Moustakas said Woodward also has considerable credibility because he has been granted "unprecedented access" to the inner workings of the Bush White House. "When Woodward says this information was disclosed to me in a nonchalant and casual way -- not as if it was classified -- it helps corroborate Libby's account about himself and about the administration," Moustakas said. [...]

Rove's defense team also believes he could benefit tangentially from the Woodward disclosure because it shows other officials were discussing Plame in casual ways and that others have foggy recollections of the period as well, according to a Republican close to Rove.

"It definitely raises the plausibility of Karl Rove's simple and honest lapses of memory, because it shows that there were other people discussing the matter in what Mr. Woodward described as very offhanded, casual way," a source close to Rove said. "Let's face it, we don't all remember every conversation we have about significant issues, much less those about those that are less significant."

The most important thing to remember about Bob Woodward is that everything he's done in his career has advanced the caiuse of conservatism.

Woodward Disclosure Causes a Stir: The Washington Post journalist's role in the CIA leak investigation sets off new speculation, but its effect on Libby's case is uncertain (Tom Hamburger and Richard B. Schmitt, November 17, 2005, LA Times)

In a more-than-two-hour deposition, Woodward said, he told Fitzgerald that the unnamed official had casually told him in mid-June 2003 that Plame worked as a CIA analyst on weapons of mass destruction. Woodward said in an interview that he had not thought that her position was classified. Most analysts at the CIA are not working in a covert capacity, but Plame, a veteran overseas agent, had retained covert status.

It is illegal under certain circumstances to knowingly disclose the identity of a covert operative.

Woodward told Fitzgerald that he also had met with Libby on June 27, 2003, and that he did not think Libby mentioned Plame.

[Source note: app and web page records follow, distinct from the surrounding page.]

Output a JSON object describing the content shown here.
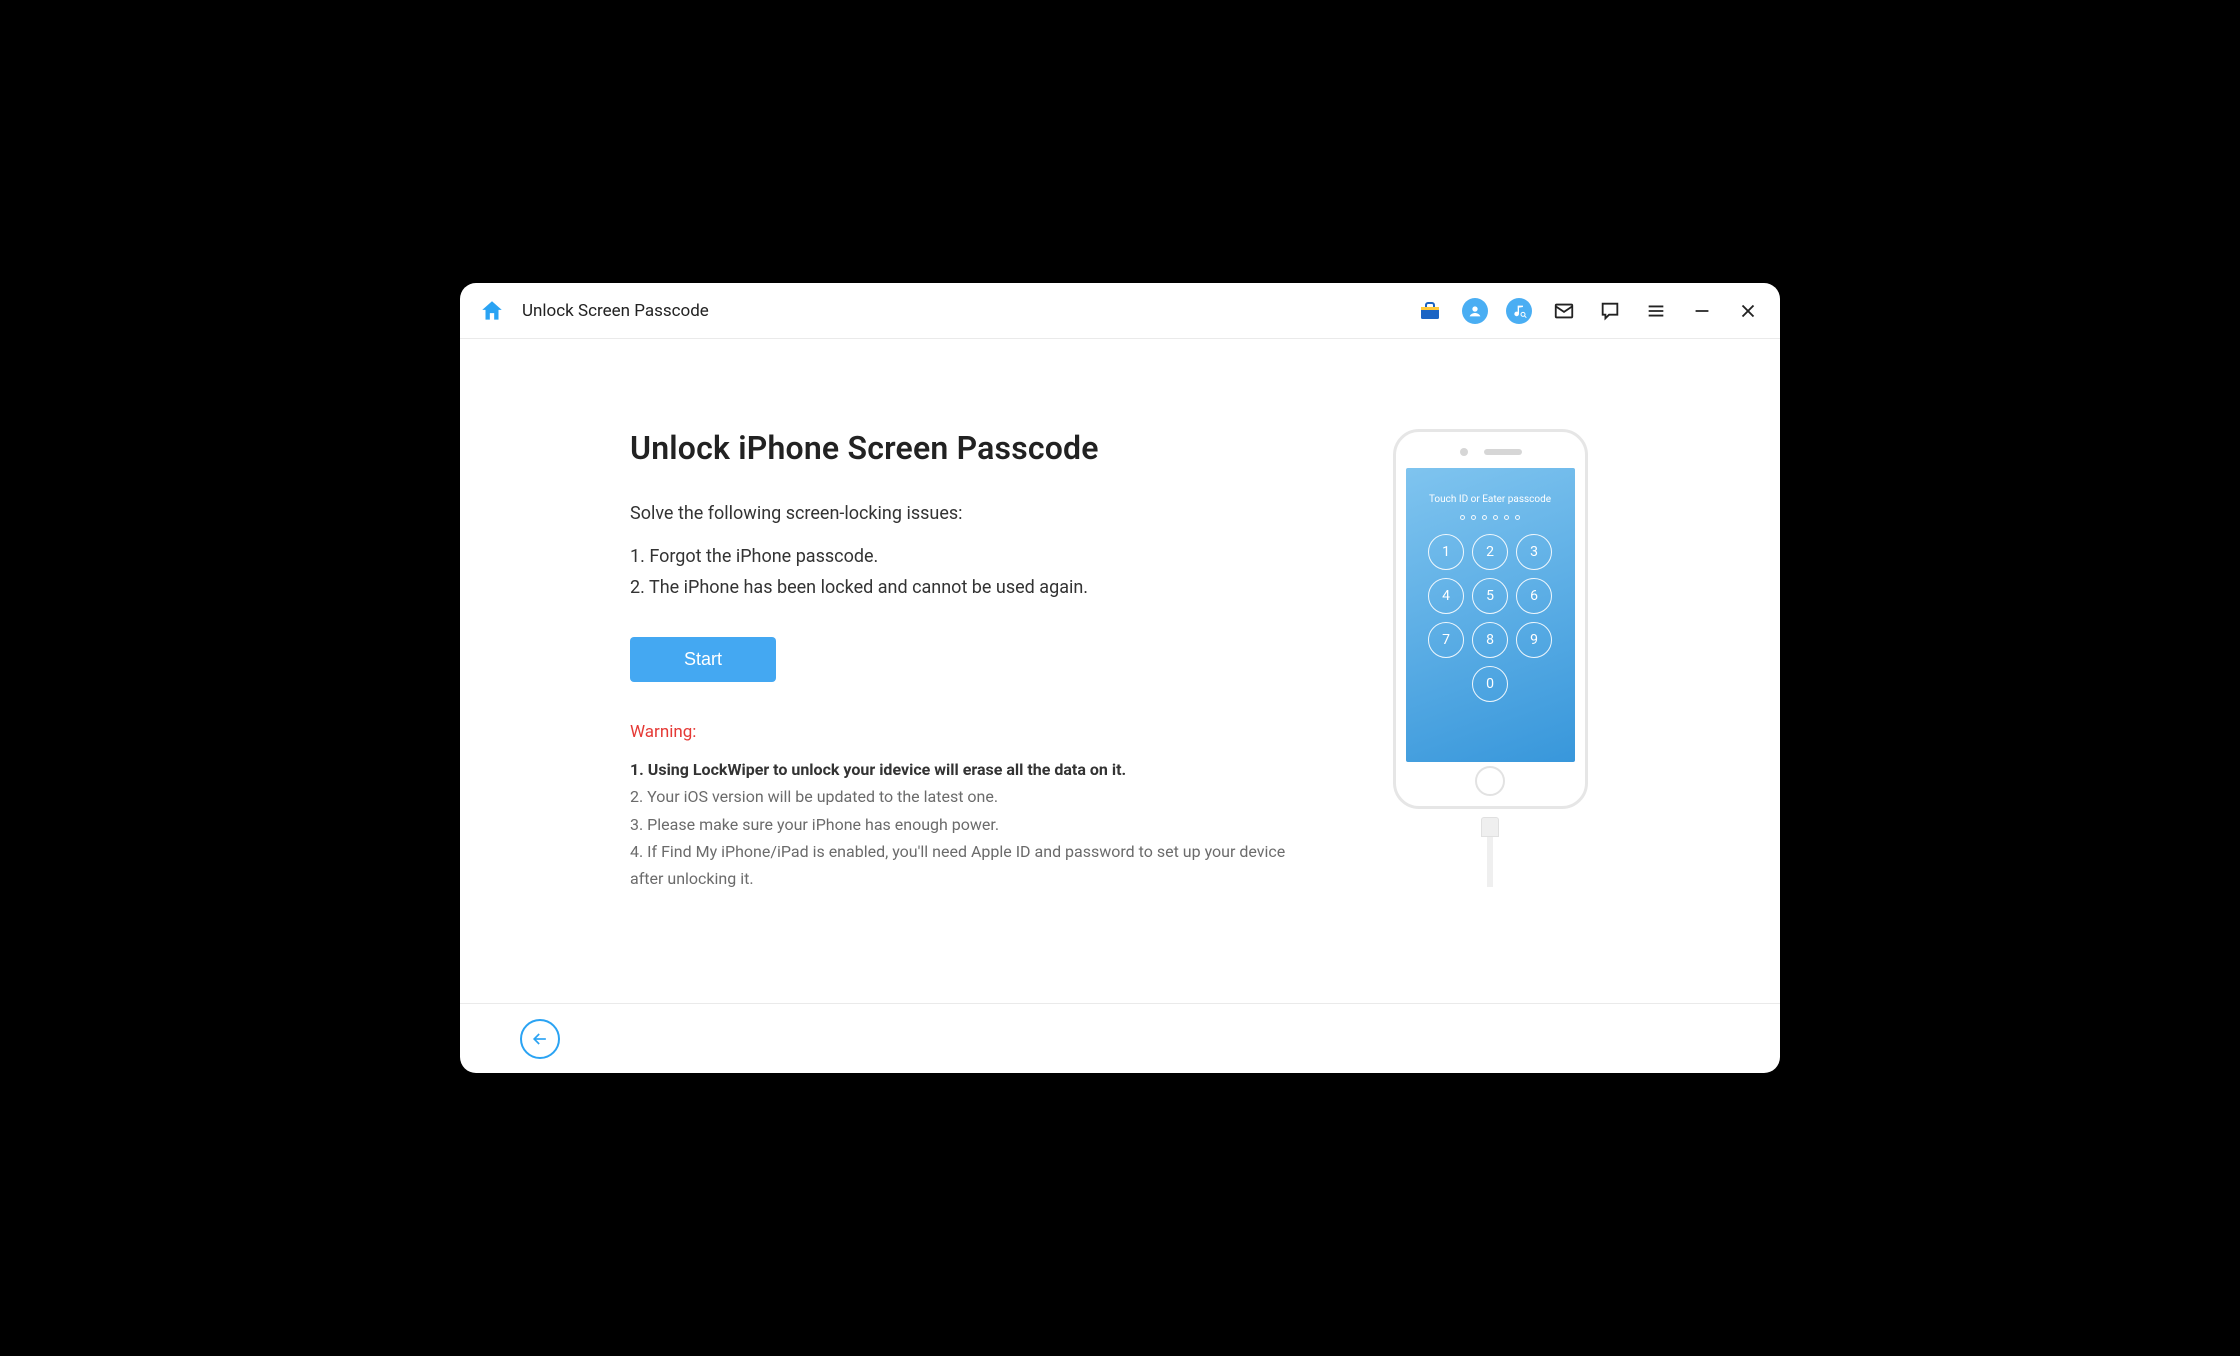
{
  "titlebar": {
    "title": "Unlock Screen Passcode"
  },
  "main": {
    "heading": "Unlock iPhone Screen Passcode",
    "subhead": "Solve the following screen-locking issues:",
    "issues": [
      "1. Forgot the iPhone passcode.",
      "2. The iPhone has been locked and cannot be used again."
    ],
    "start_label": "Start",
    "warning_label": "Warning:",
    "warnings": [
      "1. Using LockWiper to unlock your idevice will erase all the data on it.",
      "2. Your iOS version will be updated to the latest one.",
      "3. Please make sure your iPhone has enough power.",
      "4. If Find My iPhone/iPad is enabled, you'll need Apple ID and password to set up your device after unlocking it."
    ]
  },
  "phone": {
    "lock_label": "Touch ID or Eater passcode",
    "keys": [
      "1",
      "2",
      "3",
      "4",
      "5",
      "6",
      "7",
      "8",
      "9",
      "0"
    ]
  },
  "colors": {
    "accent": "#44a8f2",
    "warning": "#e53935"
  }
}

The news was greeted as a godsend Wednesday by Libby's lawyers. They were in Washington's federal district courthouse reviewing documents.

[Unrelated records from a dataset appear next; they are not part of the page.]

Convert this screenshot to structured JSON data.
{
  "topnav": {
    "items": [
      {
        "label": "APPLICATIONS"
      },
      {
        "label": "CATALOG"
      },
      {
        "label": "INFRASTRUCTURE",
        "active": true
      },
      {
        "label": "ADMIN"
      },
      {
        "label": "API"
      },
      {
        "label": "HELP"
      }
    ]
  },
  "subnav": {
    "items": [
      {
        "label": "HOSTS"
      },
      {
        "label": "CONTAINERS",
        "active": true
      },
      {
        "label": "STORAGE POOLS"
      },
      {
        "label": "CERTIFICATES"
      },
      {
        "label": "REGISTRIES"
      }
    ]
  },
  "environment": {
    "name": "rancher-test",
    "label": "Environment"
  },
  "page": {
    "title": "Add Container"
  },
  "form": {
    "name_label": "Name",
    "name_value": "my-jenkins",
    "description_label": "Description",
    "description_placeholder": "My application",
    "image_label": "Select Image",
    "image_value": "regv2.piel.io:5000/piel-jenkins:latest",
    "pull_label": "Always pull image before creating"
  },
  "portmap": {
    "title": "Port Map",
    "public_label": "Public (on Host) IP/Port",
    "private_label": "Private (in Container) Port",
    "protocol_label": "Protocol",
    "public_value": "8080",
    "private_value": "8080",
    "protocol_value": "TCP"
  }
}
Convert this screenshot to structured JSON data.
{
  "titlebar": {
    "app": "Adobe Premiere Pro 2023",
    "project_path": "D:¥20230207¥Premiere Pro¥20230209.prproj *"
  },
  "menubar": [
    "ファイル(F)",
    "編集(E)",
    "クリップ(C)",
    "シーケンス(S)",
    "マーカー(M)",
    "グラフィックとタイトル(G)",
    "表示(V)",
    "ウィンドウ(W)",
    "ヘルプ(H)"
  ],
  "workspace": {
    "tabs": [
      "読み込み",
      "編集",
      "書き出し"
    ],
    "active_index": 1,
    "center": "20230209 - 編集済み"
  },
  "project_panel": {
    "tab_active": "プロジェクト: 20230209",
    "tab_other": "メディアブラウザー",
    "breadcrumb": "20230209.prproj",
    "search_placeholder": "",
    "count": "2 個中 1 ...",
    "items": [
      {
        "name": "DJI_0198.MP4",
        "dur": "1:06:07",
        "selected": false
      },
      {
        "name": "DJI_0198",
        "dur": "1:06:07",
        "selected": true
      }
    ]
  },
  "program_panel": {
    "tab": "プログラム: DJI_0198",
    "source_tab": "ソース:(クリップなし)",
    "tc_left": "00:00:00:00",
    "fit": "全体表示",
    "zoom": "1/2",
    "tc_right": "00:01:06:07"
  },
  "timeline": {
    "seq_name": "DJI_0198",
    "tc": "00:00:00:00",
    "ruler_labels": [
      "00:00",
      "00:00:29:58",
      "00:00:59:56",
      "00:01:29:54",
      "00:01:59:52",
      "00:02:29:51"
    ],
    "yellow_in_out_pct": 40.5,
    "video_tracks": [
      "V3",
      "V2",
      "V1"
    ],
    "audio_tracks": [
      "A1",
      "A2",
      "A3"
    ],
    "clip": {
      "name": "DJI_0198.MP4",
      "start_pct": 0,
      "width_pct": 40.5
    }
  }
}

Libby has been charged with perjury and obstruction of justice in the case, which started after Plame's husband, former Ambassador Joseph C. Wilson IV, publicly criticized the Bush administration for allegedly "twisting intelligence" in the run-up to the invasion of Iraq. Wilson had been sent by the CIA to look into reports that Iraq had tried to buy uranium from Niger, and he had found little evidence to support the claims.

Administration officials are believed to have leaked Plame's name as a way of undermining Wilson's credibility. Her identity became public in a syndicated column by Robert Novak in July 2003.

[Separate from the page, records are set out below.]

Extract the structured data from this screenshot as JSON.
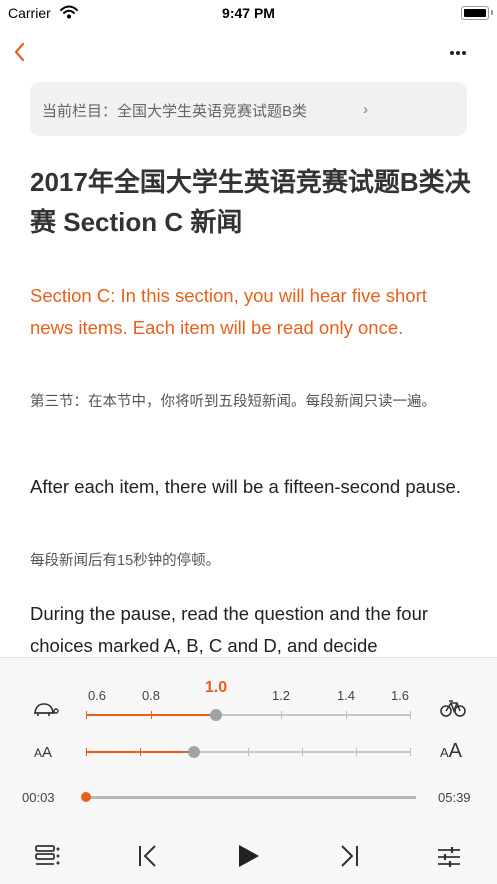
{
  "status_bar": {
    "carrier": "Carrier",
    "time": "9:47 PM",
    "icons": [
      "wifi-icon",
      "battery-icon"
    ]
  },
  "nav": {
    "back_icon": "chevron-left-icon",
    "more_icon": "more-dots-icon"
  },
  "breadcrumb": {
    "text": "当前栏目：全国大学生英语竞赛试题B类",
    "chevron": "›"
  },
  "article": {
    "title": "2017年全国大学生英语竞赛试题B类决赛 Section C 新闻",
    "paragraphs": [
      {
        "type": "en_highlight",
        "text": "Section C: In this section, you will hear five short news items. Each item will be read only once."
      },
      {
        "type": "zh",
        "text": "第三节：在本节中，你将听到五段短新闻。每段新闻只读一遍。"
      },
      {
        "type": "en",
        "text": "After each item, there will be a fifteen-second pause."
      },
      {
        "type": "zh",
        "text": "每段新闻后有15秒钟的停顿。"
      },
      {
        "type": "en",
        "text": "During the pause, read the question and the four choices marked A, B, C and D, and decide"
      }
    ]
  },
  "player": {
    "speed": {
      "labels": [
        "0.6",
        "0.8",
        "1.0",
        "1.2",
        "1.4",
        "1.6"
      ],
      "selected": "1.0",
      "left_icon": "turtle-icon",
      "right_icon": "bicycle-icon"
    },
    "font_size": {
      "small_label": "A",
      "large_label": "A",
      "level_fraction": 0.33
    },
    "progress": {
      "current": "00:03",
      "total": "05:39",
      "fraction": 0.0
    },
    "controls": [
      "playlist-icon",
      "previous-icon",
      "play-icon",
      "next-icon",
      "settings-sliders-icon"
    ]
  },
  "colors": {
    "accent": "#e8601c",
    "panel_bg": "#f7f7f7",
    "breadcrumb_bg": "#f1f1f2"
  }
}
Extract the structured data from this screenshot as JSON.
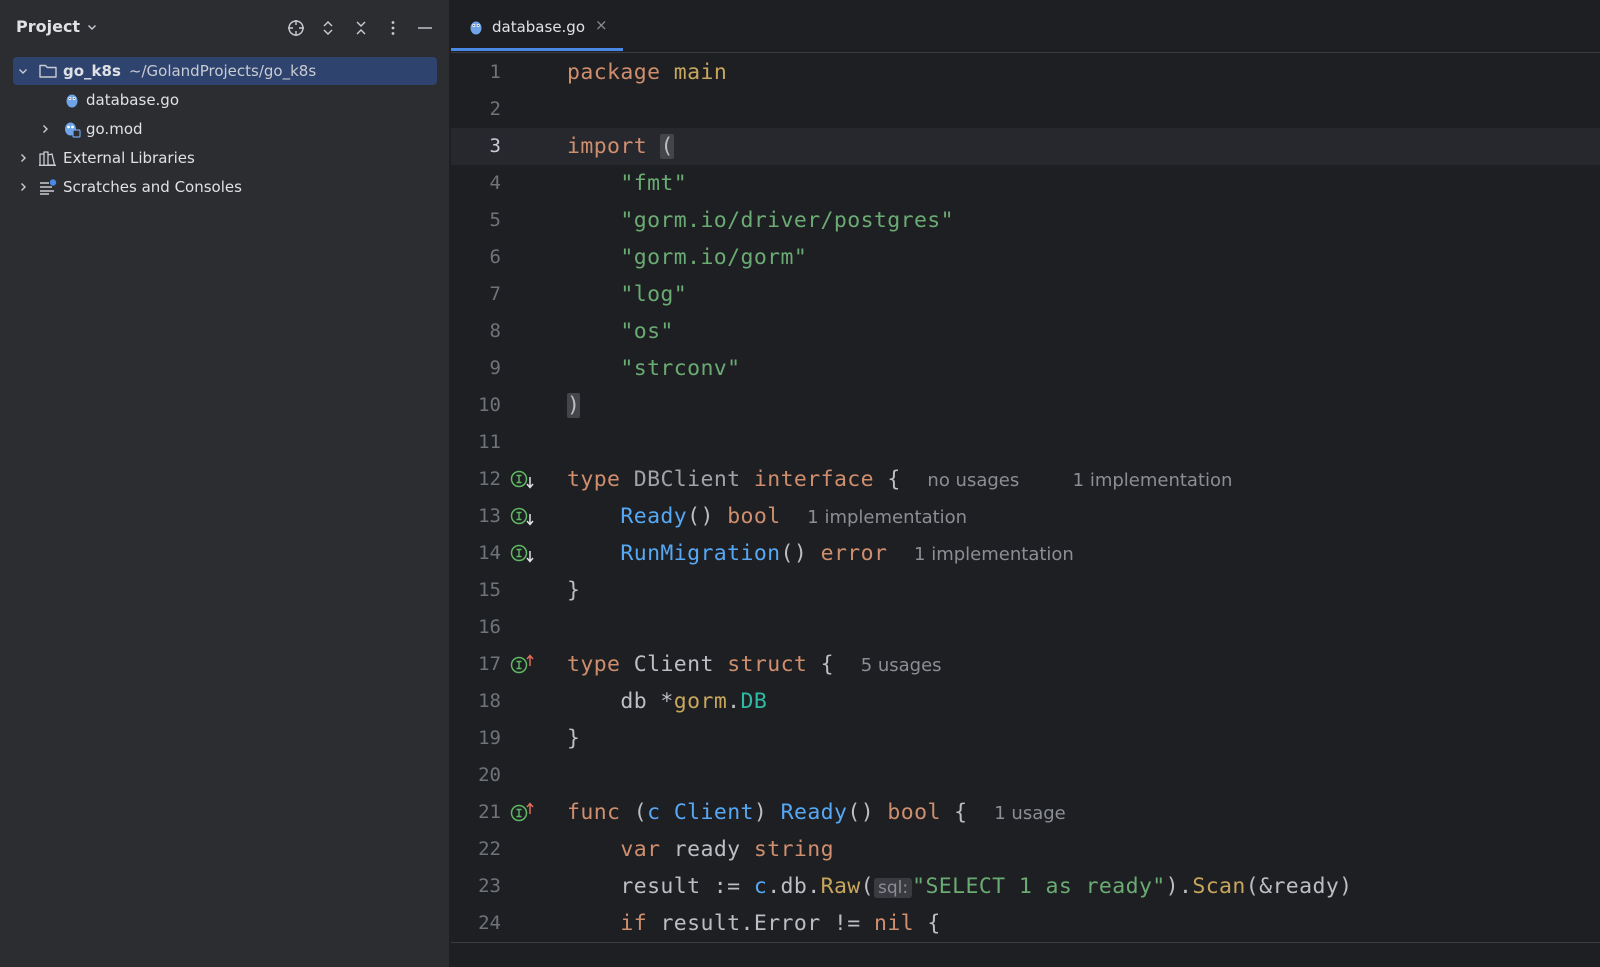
{
  "project_panel": {
    "title": "Project",
    "tree": {
      "root_name": "go_k8s",
      "root_path": "~/GolandProjects/go_k8s",
      "file1": "database.go",
      "file2": "go.mod",
      "external": "External Libraries",
      "scratches": "Scratches and Consoles"
    }
  },
  "editor": {
    "tab_label": "database.go",
    "tab_close": "×",
    "line_numbers": [
      "1",
      "2",
      "3",
      "4",
      "5",
      "6",
      "7",
      "8",
      "9",
      "10",
      "11",
      "12",
      "13",
      "14",
      "15",
      "16",
      "17",
      "18",
      "19",
      "20",
      "21",
      "22",
      "23",
      "24"
    ],
    "code": {
      "l1_kw": "package",
      "l1_name": "main",
      "l3_kw": "import",
      "l3_paren": "(",
      "l4": "\"fmt\"",
      "l5": "\"gorm.io/driver/postgres\"",
      "l6": "\"gorm.io/gorm\"",
      "l7": "\"log\"",
      "l8": "\"os\"",
      "l9": "\"strconv\"",
      "l10": ")",
      "l12_type": "type",
      "l12_name": "DBClient",
      "l12_iface": "interface",
      "l12_brace": "{",
      "l12_hint1": "no usages",
      "l12_hint2": "1 implementation",
      "l13_fn": "Ready",
      "l13_parens": "()",
      "l13_ret": "bool",
      "l13_hint": "1 implementation",
      "l14_fn": "RunMigration",
      "l14_parens": "()",
      "l14_ret": "error",
      "l14_hint": "1 implementation",
      "l15": "}",
      "l17_type": "type",
      "l17_name": "Client",
      "l17_struct": "struct",
      "l17_brace": "{",
      "l17_hint": "5 usages",
      "l18_field": "db *",
      "l18_pkg": "gorm",
      "l18_dot": ".",
      "l18_type": "DB",
      "l19": "}",
      "l21_func": "func",
      "l21_open": "(",
      "l21_recv": "c",
      "l21_rtype": "Client",
      "l21_close": ")",
      "l21_fn": "Ready",
      "l21_parens": "()",
      "l21_ret": "bool",
      "l21_brace": "{",
      "l21_hint": "1 usage",
      "l22_var": "var",
      "l22_name": "ready",
      "l22_type": "string",
      "l23_a": "result := ",
      "l23_c": "c",
      "l23_b": ".db.",
      "l23_raw": "Raw",
      "l23_open": "(",
      "l23_inlay": "sql:",
      "l23_str": "\"SELECT 1 as ready\"",
      "l23_c2": ").",
      "l23_scan": "Scan",
      "l23_rest": "(&ready)",
      "l24_if": "if",
      "l24_mid": "result.Error != ",
      "l24_nil": "nil",
      "l24_brace": "{"
    }
  },
  "colors": {
    "panel_bg": "#2b2d30",
    "editor_bg": "#1e1f22",
    "selection": "#2e436e",
    "accent": "#4a88e6",
    "keyword": "#cf8e6d",
    "string": "#6aab73",
    "function": "#56a8f5"
  }
}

Libby's lawyers jumped on the Woodward disclosure as helpful to their client and hurtful to the prosecution's case.

"First, the disclosure shows that Mr. Fitzgerald's statement at his press conference of Oct. 28, 2005, that Mr. Libby was the first government official to tell a reporter about Mr. Wilson's wife was totally inaccurate," said a statement released by Wells. "Second, Woodward's disclosure that he talked to Mr. Libby during this period and that Libby didn't discuss Plame undermines the prosecution's claim that Libby was actively seeking to discredit Wilson by leaking information about his wife."

Dan French, a lawyer representing a witness in the case, said he doubted the revelation would be as explosive as Libby's lawyers were claiming, because it did not change the facts as to whether Libby lied to investigators about what he had said to whom.

"I don't think it blows up the case," French said. "But the [perjury] case is built on claims of memory and lack thereof. The very fact that other reporters are hearing about Plame creates confusion, and allows defense attorneys to raise reasonable doubt" about whether Libby deliberately misled investigators.

Others were more focused on Woodward's behavior.

Posted by Orrin Judd at November 17, 2005 8:17 AM

Is Fitzmas over?

Posted by: Dave W. at November 17, 2005 10:31 AM

First Miller, then Woodward.....which big-name journo will be the next to be drummed out of the MSM Old Boys', er, Persons' Club?

Posted by: ed at November 17, 2005 1:19 PM